_Material provided_:

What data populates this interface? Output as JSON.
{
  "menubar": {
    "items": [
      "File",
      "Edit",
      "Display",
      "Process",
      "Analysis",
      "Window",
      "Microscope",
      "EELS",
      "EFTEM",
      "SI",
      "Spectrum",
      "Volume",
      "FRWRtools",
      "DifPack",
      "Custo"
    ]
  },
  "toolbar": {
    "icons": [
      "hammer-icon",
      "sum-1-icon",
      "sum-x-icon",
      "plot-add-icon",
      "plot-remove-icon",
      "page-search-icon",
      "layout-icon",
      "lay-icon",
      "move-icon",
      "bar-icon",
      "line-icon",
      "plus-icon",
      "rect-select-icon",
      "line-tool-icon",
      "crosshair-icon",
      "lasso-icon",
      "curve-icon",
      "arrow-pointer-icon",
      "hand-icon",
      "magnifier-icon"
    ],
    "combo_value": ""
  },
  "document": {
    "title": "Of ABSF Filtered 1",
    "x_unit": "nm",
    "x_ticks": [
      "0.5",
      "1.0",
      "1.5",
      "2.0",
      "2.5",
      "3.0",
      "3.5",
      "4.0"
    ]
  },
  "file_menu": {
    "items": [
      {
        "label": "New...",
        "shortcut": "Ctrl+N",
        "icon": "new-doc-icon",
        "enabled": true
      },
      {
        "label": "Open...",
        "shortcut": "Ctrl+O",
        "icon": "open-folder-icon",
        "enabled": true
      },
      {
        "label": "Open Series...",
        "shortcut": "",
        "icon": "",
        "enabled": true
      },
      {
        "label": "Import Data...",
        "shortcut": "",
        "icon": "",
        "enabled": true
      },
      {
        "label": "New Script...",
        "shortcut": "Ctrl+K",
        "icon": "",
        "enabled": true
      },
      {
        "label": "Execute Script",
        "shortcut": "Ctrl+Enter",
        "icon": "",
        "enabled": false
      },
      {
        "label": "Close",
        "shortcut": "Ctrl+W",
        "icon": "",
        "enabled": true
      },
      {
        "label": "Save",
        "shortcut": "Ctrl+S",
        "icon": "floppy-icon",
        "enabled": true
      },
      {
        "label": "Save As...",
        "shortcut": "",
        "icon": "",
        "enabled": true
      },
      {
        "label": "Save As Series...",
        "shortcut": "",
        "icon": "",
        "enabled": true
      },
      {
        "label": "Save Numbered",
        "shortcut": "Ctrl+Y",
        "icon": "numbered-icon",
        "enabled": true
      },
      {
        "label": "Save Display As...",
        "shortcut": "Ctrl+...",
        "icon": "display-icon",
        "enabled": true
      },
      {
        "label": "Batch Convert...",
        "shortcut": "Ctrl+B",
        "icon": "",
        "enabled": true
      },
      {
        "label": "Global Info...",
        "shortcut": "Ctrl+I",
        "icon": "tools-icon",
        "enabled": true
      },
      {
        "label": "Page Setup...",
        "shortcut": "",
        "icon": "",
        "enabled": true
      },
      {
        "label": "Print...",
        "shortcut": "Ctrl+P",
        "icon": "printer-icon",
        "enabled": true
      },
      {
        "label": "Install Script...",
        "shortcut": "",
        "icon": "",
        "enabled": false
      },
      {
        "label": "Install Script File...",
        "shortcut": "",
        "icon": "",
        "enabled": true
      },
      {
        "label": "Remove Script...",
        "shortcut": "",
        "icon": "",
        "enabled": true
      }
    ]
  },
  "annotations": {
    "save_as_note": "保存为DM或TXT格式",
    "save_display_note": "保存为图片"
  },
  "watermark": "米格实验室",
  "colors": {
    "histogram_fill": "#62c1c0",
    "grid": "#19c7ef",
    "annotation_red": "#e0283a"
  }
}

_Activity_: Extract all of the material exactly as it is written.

_Answer to this task_:
What data populates this interface? Output as JSON.
{
  "menubar": {
    "items": [
      "File",
      "Edit",
      "Display",
      "Process",
      "Analysis",
      "Window",
      "Microscope",
      "EELS",
      "EFTEM",
      "SI",
      "Spectrum",
      "Volume",
      "FRWRtools",
      "DifPack",
      "Custo"
    ]
  },
  "toolbar": {
    "icons": [
      "hammer-icon",
      "sum-1-icon",
      "sum-x-icon",
      "plot-add-icon",
      "plot-remove-icon",
      "page-search-icon",
      "layout-icon",
      "lay-icon",
      "move-icon",
      "bar-icon",
      "line-icon",
      "plus-icon",
      "rect-select-icon",
      "line-tool-icon",
      "crosshair-icon",
      "lasso-icon",
      "curve-icon",
      "arrow-pointer-icon",
      "hand-icon",
      "magnifier-icon"
    ],
    "combo_value": ""
  },
  "document": {
    "title": "Of ABSF Filtered 1",
    "x_unit": "nm",
    "x_ticks": [
      "0.5",
      "1.0",
      "1.5",
      "2.0",
      "2.5",
      "3.0",
      "3.5",
      "4.0"
    ]
  },
  "file_menu": {
    "items": [
      {
        "label": "New...",
        "shortcut": "Ctrl+N",
        "icon": "new-doc-icon",
        "enabled": true
      },
      {
        "label": "Open...",
        "shortcut": "Ctrl+O",
        "icon": "open-folder-icon",
        "enabled": true
      },
      {
        "label": "Open Series...",
        "shortcut": "",
        "icon": "",
        "enabled": true
      },
      {
        "label": "Import Data...",
        "shortcut": "",
        "icon": "",
        "enabled": true
      },
      {
        "label": "New Script...",
        "shortcut": "Ctrl+K",
        "icon": "",
        "enabled": true
      },
      {
        "label": "Execute Script",
        "shortcut": "Ctrl+Enter",
        "icon": "",
        "enabled": false
      },
      {
        "label": "Close",
        "shortcut": "Ctrl+W",
        "icon": "",
        "enabled": true
      },
      {
        "label": "Save",
        "shortcut": "Ctrl+S",
        "icon": "floppy-icon",
        "enabled": true
      },
      {
        "label": "Save As...",
        "shortcut": "",
        "icon": "",
        "enabled": true
      },
      {
        "label": "Save As Series...",
        "shortcut": "",
        "icon": "",
        "enabled": true
      },
      {
        "label": "Save Numbered",
        "shortcut": "Ctrl+Y",
        "icon": "numbered-icon",
        "enabled": true
      },
      {
        "label": "Save Display As...",
        "shortcut": "Ctrl+...",
        "icon": "display-icon",
        "enabled": true
      },
      {
        "label": "Batch Convert...",
        "shortcut": "Ctrl+B",
        "icon": "",
        "enabled": true
      },
      {
        "label": "Global Info...",
        "shortcut": "Ctrl+I",
        "icon": "tools-icon",
        "enabled": true
      },
      {
        "label": "Page Setup...",
        "shortcut": "",
        "icon": "",
        "enabled": true
      },
      {
        "label": "Print...",
        "shortcut": "Ctrl+P",
        "icon": "printer-icon",
        "enabled": true
      },
      {
        "label": "Install Script...",
        "shortcut": "",
        "icon": "",
        "enabled": false
      },
      {
        "label": "Install Script File...",
        "shortcut": "",
        "icon": "",
        "enabled": true
      },
      {
        "label": "Remove Script...",
        "shortcut": "",
        "icon": "",
        "enabled": true
      }
    ]
  },
  "annotations": {
    "save_as_note": "保存为DM或TXT格式",
    "save_display_note": "保存为图片"
  },
  "watermark": "米格实验室",
  "colors": {
    "histogram_fill": "#62c1c0",
    "grid": "#19c7ef",
    "annotation_red": "#e0283a"
  }
}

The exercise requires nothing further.